Sabretache see saddle-cloth
Blanket roll crimson


Troopers were armed with a Pallasch straight steel hilted sword, two pistols, a musket and a bayonet.

Officers

Officers wore a yellow silken sash across the right shoulder; a silver gorget, a silver porte-epee; and gold lace on the tricorne. They did not carry a bandoleer.

NCOs

NCO had gold laces on the cuffs, pockets, lapels and waistcoat. They did not carry a bandoleer.

Musicians

Musicians were dressed in reverse colours and probably wore shoulder laces. The staff kettle-drummer probably carried NCO distinctive. His kettle-drums were made of brass (they had been captured at Blenheim on August 13 1704) and had a red apron fringed gold carrying a device consisting of the Arms of England supported by a Lion and a Unicorn within the Garter; the motto “DIEU ET MON DROIT” underneath.

As dragoons, the musicians were drummers.

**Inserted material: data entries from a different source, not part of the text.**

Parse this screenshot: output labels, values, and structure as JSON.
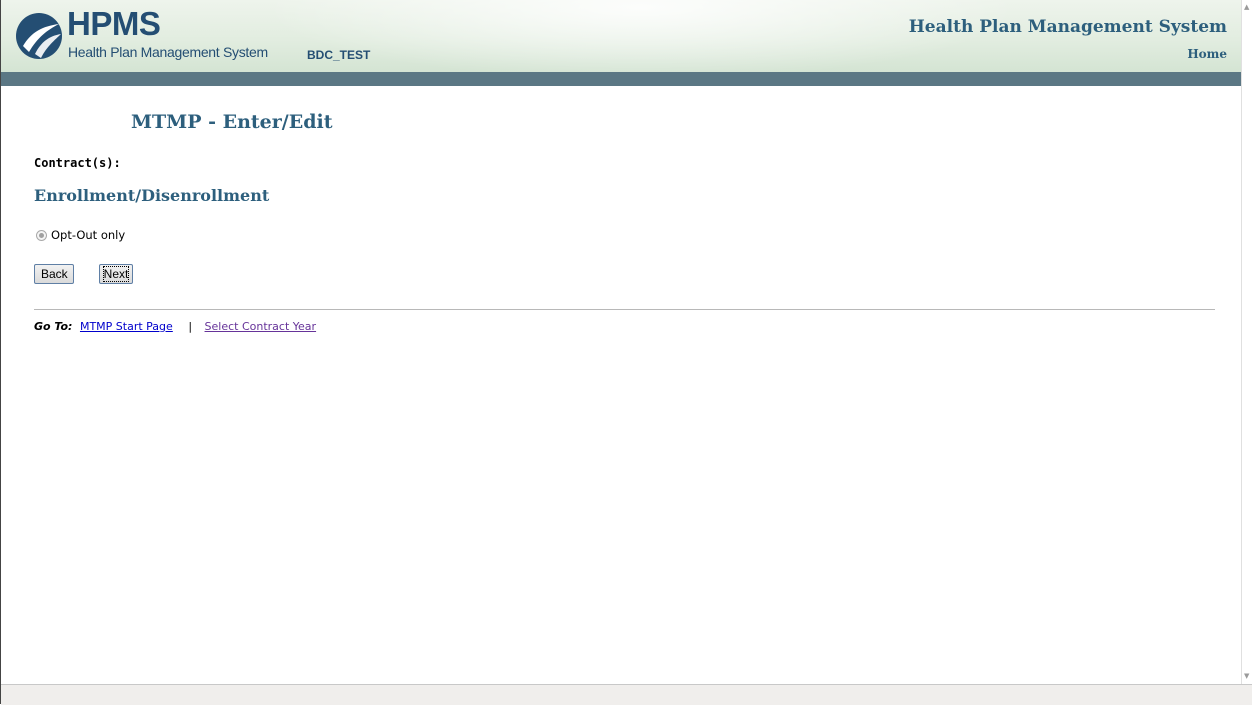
{
  "header": {
    "logo_text": "HPMS",
    "logo_subtitle": "Health Plan Management System",
    "environment": "BDC_TEST",
    "system_title": "Health Plan Management System",
    "home_link": "Home"
  },
  "main": {
    "page_title": "MTMP - Enter/Edit",
    "contract_label": "Contract(s):",
    "section_heading": "Enrollment/Disenrollment",
    "option": {
      "label": "Opt-Out only",
      "state": "disabled-selected"
    },
    "buttons": {
      "back": "Back",
      "next": "Next"
    }
  },
  "goto": {
    "label": "Go To:",
    "links": [
      "MTMP Start Page",
      "Select Contract Year"
    ],
    "separator": "|"
  },
  "colors": {
    "brand_dark": "#244e73",
    "heading": "#2d5f7d",
    "band": "#5b7784",
    "link": "#0000cc",
    "visited_link": "#663399"
  }
}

The likely drum pattern would have been similar to the foot with hoops in alternating facing colour and red diagonal stripes, white drum cords over a brass drum with the Arms of Hanover in the centre.

Standards

The first squadron carried the Leibstandarte while the 3 remaining squadrons carried an Eskadronstandartewhich could vary from one squadron to the other.

Colonel Standard (Leibstandarte): white damask standard with gold fringe

  • obverse: centre device consisting of the Arms of England within the Garter supported by a crowned lion and a unicorn; the motto “DIEU ET MON DROIT” underneath
  • reverse: centre device consisting of the Springing White Horse; the motto “QO FAS ET GLORIA DUCUNT” above
Leibstandarte – Source: rf-figuren

'2nd Squadron Standard (Eskadronstandarte): crimson damask standard with gold fringe

  • obverse: centre device consisting of a bare arm holding a sword issuing from a blue and silver cloud; the motto “DEXTRA DEI HOSTES OPPRIMIT” above
  • reverse: centre device consisting of the Springing White Horse on a red ground within the Garter supported by the Lion and the Unicorn; the motto “NEC ASPERA TERRENT” underneath
2nd Eskadronstandarte – Source: rf-figuren

'3rd Squadron Standard (Eskadronstandarte): crimson damask standard with golden embroideries; gold fringe

  • obverse: centre device depicting a large golden sun with a black eagle flying towards it; the motto “EXEMPLO MAJORUM” above
  • reverse: centre device consisting of the White Horse on a red ground within the Garter supported by the Lion and the Unicorn; the motto “NEC ASPERA TERRENT” underneath
3rd Eskadronstandarte – Source: rf-figuren

'4th Squadron Standard (Eskadronstandarte): crimson damask standard with golden embroideries; gold fringe

  • obverse: centre device depicting a Raging Golden Lion; the motto “PERICULA NON METUIT” underneath
  • reverse: centre device consisting of the White Horse on a red ground within the Garter supported by the Lion and the Unicorn; the motto “NEC ASPERA TERRENT” underneath
4th Eskadronstandarte – Source: rf-figuren

References

Biles, Bill: The Hanoverian Army in the 18th Century, Seven Years War Association Journal Vol. VI No. 3

Knötel, Richard: Die Uniformen des Hannoverschen Heeres 1763 und 1770. Part I : Das Heer von 1763, in: Mitteilungen zur Geschichte der militärischen Tracht, vol. XVI, no. 1-4 (1909), page 3-15

Knötel, Richard: Die Uniformen des Hannoverschen Heeres 1763 und 1770. Part II: Das Heer von 1770, in: Mitteilungen zur Geschichte der militärischen Tracht, vol. XVI, no. 4-5 (1909), page 15-20

Knötel, Richard: Die Uniformen des Hannoverschen Heeres 1763 und 1770. Kurze Stammliste. 1617 bis 1803, in: Mitteilungen zur Geschichte der militärischen Tracht, vol. XVI, no. 6-11 (1909), page 22-42

Lawson, Cecil C. P., A History of the Uniforms of the British Army - from the Beginnings to 1760, vol. II

Niemeyer, Joachim and Georg Ortenburg: The Hanoverian Army during the Seven Years War; Deutsche Gesellschaft für Heereskunde

Pengel, R.D, Hurt G.R.: German States in the Seven Years War 1740 to 1762, Imperial Press

Pengel, R.D, Hurt G.R.: Seven Years War. Brunswick-Luneburg (Hanover). Hessen Cassel. Brunswick-Wolfenbuttel. Schaumburg Lippe. Supplement, Birmingham 1984

Schirmer, Friedrich: Die Heere der kriegführenden Staaten 1756-1763, hrsg. von der KLIO-Landesgruppe Baden-Württemberg, überarb. u. aktual. Neuauflage 1989

Schirmer, Friedrich: Nec Aspera Terrent: Eine Heereskunde der hannoverschen Armee von 1631 bis 1803, Niedersächische Hausbücherei, Bd. 3, Hannover 1929